Well, by now everyone has heard about Lovely Rita. It seems that we are about to have an instant replay of Katrina. Or are we? Permit me some semi-random observations:
- It seems like the folks in Texas have their act together for Rita far more than the folks in Louisiana did for Katrina. They’re evacuating earlier, they’re using their busses, they’re making sure that the people who can’t get themselves out are gotten out, they’ve already called in the Feds and other outside help, the National Guard is mobilized, etc.. In other words, it seems they’re following their emergency plans.
- Resources are already mobilized and in the area. This gives Texas a big head start.
- New Orleans, if not Louisiana, apparently has learned something–they’ve called in busses and are trying to get people to leave.
- Texas evacuees are being allowed to take their pets, which came out as a big reason a lot of people didn’t evacuate for Katrina.
Those are all good things.
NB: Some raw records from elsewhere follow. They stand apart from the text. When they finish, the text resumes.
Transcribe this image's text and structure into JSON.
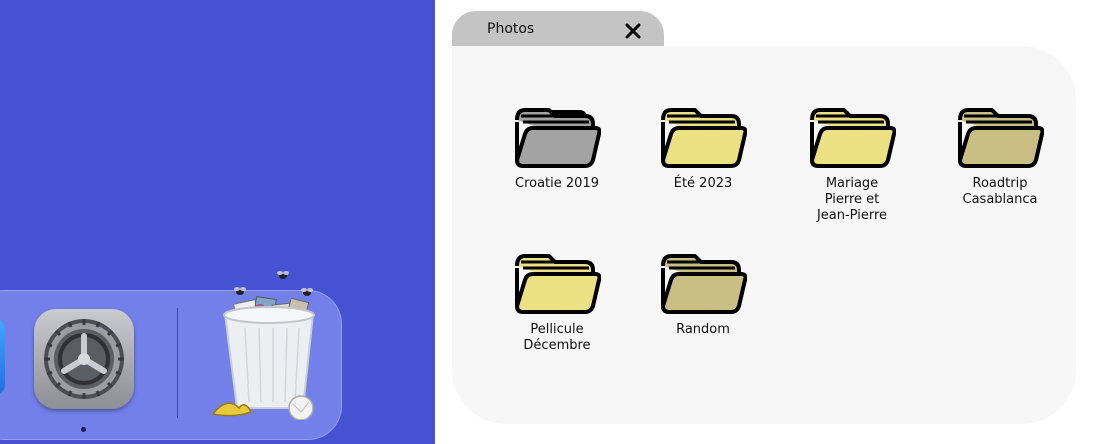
{
  "window": {
    "tab_title": "Photos"
  },
  "folders": [
    {
      "label": "Croatie 2019",
      "color": "#a3a3a3",
      "icon": "folder-icon"
    },
    {
      "label": "Été 2023",
      "color": "#ebe084",
      "icon": "folder-icon"
    },
    {
      "label": "Mariage\nPierre et\nJean-Pierre",
      "color": "#ebe084",
      "icon": "folder-icon"
    },
    {
      "label": "Roadtrip\nCasablanca",
      "color": "#c9bf85",
      "icon": "folder-icon"
    },
    {
      "label": "Pellicule\nDécembre",
      "color": "#ebe084",
      "icon": "folder-icon"
    },
    {
      "label": "Random",
      "color": "#c9bf85",
      "icon": "folder-icon"
    }
  ],
  "dock": {
    "items": [
      {
        "name": "system-settings",
        "icon": "gear-icon",
        "running": true
      },
      {
        "name": "trash",
        "icon": "trash-icon",
        "state": "full"
      }
    ]
  },
  "colors": {
    "wallpaper": "#4553d3",
    "dock": "#7380ea",
    "panel": "#f7f7f7",
    "tab": "#c4c4c4"
  }
}
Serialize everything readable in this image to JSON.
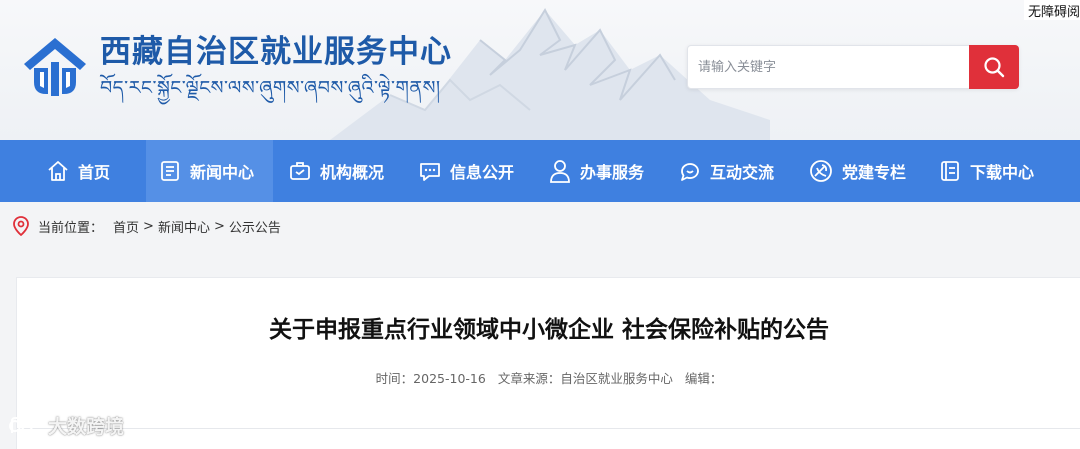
{
  "accessibility_label": "无障碍阅读",
  "site": {
    "title": "西藏自治区就业服务中心",
    "tibetan": "བོད་རང་སྐྱོང་ལྗོངས་ལས་ཞུགས་ཞབས་ཞུའི་ལྟེ་གནས།"
  },
  "search": {
    "placeholder": "请输入关键字",
    "value": ""
  },
  "nav": [
    {
      "label": "首页",
      "icon": "home-icon"
    },
    {
      "label": "新闻中心",
      "icon": "news-icon",
      "active": true
    },
    {
      "label": "机构概况",
      "icon": "briefcase-icon"
    },
    {
      "label": "信息公开",
      "icon": "message-icon"
    },
    {
      "label": "办事服务",
      "icon": "person-icon"
    },
    {
      "label": "互动交流",
      "icon": "chat-icon"
    },
    {
      "label": "党建专栏",
      "icon": "party-emblem-icon"
    },
    {
      "label": "下载中心",
      "icon": "document-icon"
    }
  ],
  "breadcrumb": {
    "prefix": "当前位置：",
    "items": [
      "首页",
      "新闻中心",
      "公示公告"
    ],
    "separator": ">"
  },
  "article": {
    "title": "关于申报重点行业领域中小微企业 社会保险补贴的公告",
    "time_label": "时间：",
    "time": "2025-10-16",
    "source_label": "文章来源：",
    "source": "自治区就业服务中心",
    "editor_label": "编辑："
  },
  "watermark": "大数跨境",
  "colors": {
    "brand_blue": "#1e5aa8",
    "nav_blue": "#3f80e0",
    "search_red": "#e0303a"
  }
}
The bad, as I see it, are:
- For the first time in history (so I’ve heard) we’re looking at a Category 5 hurricane actually making landfall. Predications are for it to move inland, and still be a Category 1 storm after being over land for 24 hours. I’m not sure if this has ever happened before. This is going to be ugly–very ugly. A lot of very expensive Texas real estate will simply be wiped off the map.
- We have troops (including a lot of the National Guard) in Afghanistan, Iraq and several other war zones. We’re going to be hard pressed to deal with 2 major disasters at once.
- Gas prices are going to rocket up again. All the other prices, such as for building materials, are going to get way worse than I predicted right after Katrina’s extraordinary damage became obvious.
- We’re going to be dealing with millions of storm refugees for a long time.
- The issue of where the money comes from to pay for all this is going to become pressing. The Feds turned the money faucet wide open for Katrina; they won’t be able to do less for Rita. Hang onto you wallet. One of 3 things must happen–the deficit will go up dramatically, taxes will go up dramatically, or spending will be cut dramatically. Or some combination of the three. Something, however, will have to be done.
I suggest making your plans now for an economically difficult fall, winter and spring. I suspect it will last longer than that, but plan on at least 3 quarters of problems. Stock up on any and everything, and don’t take on debt of any kind.
I don’t even want to think about another big storm, and the Pacific Rim is getting awfully seismically active. This could be the stuff of nightmares.